A Federal Court has determined that UNUM was not able to apply an exclusion to coverage, based upon the insured’s loss of his license to perform his occupation. After conducting its claim investigation, UNUM denied the claim, on the basis that the insured, a broker for UBS, had lost his license to practice as a broker, from FINRA, the regulatory agency involved with brokers.
The policy language at issue provided an exclusion to coverage where the loss was “caused solely by the suspension, revocation, or surrender of your professional license to practice in your profession.” The Court, in considering the issues, determined that the policy language was ambiguous, and that the insured’s loss was not solely caused by the loss of his license, but, rather, the insured’s inability to work antedated the loss of his license.
UNUM and its insured agreed that the insured suffered from an impairing health condition (depression and generalized anxiety disorder), but UNUM argued that the loss of his license excluded the payment of benefits to its insured. The Court determined that any ambiguities in the contract would be construed favorably to the insured, and thus, it decided that the loss of his license could not have been the sole cause of his disability.

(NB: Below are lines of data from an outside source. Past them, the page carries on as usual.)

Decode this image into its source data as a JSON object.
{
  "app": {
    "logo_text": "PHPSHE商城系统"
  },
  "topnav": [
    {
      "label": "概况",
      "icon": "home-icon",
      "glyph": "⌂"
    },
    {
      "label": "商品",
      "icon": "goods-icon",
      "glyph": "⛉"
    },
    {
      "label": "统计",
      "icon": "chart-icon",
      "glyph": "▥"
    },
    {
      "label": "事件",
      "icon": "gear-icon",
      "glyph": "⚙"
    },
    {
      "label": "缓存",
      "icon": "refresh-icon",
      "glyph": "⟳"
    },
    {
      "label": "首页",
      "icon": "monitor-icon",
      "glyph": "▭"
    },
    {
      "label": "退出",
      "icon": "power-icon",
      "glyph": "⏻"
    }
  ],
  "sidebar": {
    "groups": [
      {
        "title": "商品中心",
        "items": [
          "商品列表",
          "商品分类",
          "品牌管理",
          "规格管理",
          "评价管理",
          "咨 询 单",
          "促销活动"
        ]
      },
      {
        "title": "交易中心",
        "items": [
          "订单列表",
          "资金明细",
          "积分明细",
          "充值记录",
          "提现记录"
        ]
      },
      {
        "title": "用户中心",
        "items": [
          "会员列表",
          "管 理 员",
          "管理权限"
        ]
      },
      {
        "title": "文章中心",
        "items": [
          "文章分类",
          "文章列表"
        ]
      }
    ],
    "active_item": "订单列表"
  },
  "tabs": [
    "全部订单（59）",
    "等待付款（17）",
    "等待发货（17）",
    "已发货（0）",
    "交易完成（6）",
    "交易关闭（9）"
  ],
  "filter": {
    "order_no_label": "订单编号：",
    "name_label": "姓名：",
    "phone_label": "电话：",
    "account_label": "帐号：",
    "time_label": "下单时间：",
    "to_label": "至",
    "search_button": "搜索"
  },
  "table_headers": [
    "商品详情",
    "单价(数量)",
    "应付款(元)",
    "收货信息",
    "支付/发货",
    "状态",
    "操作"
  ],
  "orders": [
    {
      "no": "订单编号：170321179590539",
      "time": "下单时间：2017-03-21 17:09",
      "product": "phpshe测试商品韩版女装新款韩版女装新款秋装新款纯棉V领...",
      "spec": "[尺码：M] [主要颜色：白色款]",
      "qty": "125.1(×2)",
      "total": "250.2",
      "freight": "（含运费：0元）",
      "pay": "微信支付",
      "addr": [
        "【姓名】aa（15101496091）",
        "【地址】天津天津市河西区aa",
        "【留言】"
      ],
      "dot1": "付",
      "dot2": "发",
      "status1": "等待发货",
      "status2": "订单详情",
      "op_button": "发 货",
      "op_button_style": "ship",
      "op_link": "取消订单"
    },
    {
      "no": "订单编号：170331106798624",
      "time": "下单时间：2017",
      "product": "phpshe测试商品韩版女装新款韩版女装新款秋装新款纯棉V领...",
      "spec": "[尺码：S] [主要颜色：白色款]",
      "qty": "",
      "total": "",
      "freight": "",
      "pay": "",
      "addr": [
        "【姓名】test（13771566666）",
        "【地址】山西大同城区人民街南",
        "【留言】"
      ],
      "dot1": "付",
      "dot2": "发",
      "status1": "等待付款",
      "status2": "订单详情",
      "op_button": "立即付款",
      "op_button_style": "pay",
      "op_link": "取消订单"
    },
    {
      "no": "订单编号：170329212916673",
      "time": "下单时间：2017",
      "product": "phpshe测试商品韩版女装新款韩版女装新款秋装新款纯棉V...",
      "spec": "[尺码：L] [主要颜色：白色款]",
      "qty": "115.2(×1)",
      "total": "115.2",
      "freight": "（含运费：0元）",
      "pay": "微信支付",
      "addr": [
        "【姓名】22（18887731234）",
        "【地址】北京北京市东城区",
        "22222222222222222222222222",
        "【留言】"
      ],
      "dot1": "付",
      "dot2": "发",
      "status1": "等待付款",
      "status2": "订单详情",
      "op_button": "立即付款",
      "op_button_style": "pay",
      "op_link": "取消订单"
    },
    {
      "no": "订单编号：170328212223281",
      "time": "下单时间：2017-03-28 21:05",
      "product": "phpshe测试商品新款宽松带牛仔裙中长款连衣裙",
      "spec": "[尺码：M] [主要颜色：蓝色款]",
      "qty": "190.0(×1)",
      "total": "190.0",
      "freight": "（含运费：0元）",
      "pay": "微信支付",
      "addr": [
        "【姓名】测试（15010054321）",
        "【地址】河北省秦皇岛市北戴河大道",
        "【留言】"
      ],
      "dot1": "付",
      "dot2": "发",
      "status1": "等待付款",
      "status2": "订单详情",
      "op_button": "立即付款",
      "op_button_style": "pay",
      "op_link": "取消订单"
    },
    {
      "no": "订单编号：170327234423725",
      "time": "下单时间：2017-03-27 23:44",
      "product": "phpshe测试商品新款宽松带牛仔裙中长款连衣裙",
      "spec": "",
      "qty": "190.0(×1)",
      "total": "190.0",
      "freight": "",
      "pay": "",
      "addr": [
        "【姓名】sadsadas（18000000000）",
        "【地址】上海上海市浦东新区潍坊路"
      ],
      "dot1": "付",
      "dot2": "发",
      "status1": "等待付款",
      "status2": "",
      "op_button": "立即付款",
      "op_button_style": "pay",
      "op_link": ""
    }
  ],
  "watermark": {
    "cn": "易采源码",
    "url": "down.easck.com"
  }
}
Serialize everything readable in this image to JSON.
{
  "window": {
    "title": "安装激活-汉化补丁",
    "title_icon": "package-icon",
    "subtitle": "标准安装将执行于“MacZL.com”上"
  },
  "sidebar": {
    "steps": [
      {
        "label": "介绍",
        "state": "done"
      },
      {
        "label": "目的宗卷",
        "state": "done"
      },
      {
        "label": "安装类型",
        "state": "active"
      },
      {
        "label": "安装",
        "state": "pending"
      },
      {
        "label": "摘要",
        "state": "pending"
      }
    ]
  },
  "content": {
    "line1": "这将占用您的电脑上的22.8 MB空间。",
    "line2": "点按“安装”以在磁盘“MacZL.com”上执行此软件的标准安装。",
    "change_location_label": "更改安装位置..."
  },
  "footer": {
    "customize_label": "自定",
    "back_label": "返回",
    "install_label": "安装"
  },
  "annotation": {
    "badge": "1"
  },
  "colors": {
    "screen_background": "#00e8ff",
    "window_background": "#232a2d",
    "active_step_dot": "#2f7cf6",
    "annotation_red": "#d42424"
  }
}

Thus, the Court ruled that UNUM mistakenly applied the exclusion and that judgement should be entered for the insured.
Ramirez v. UNUM Provident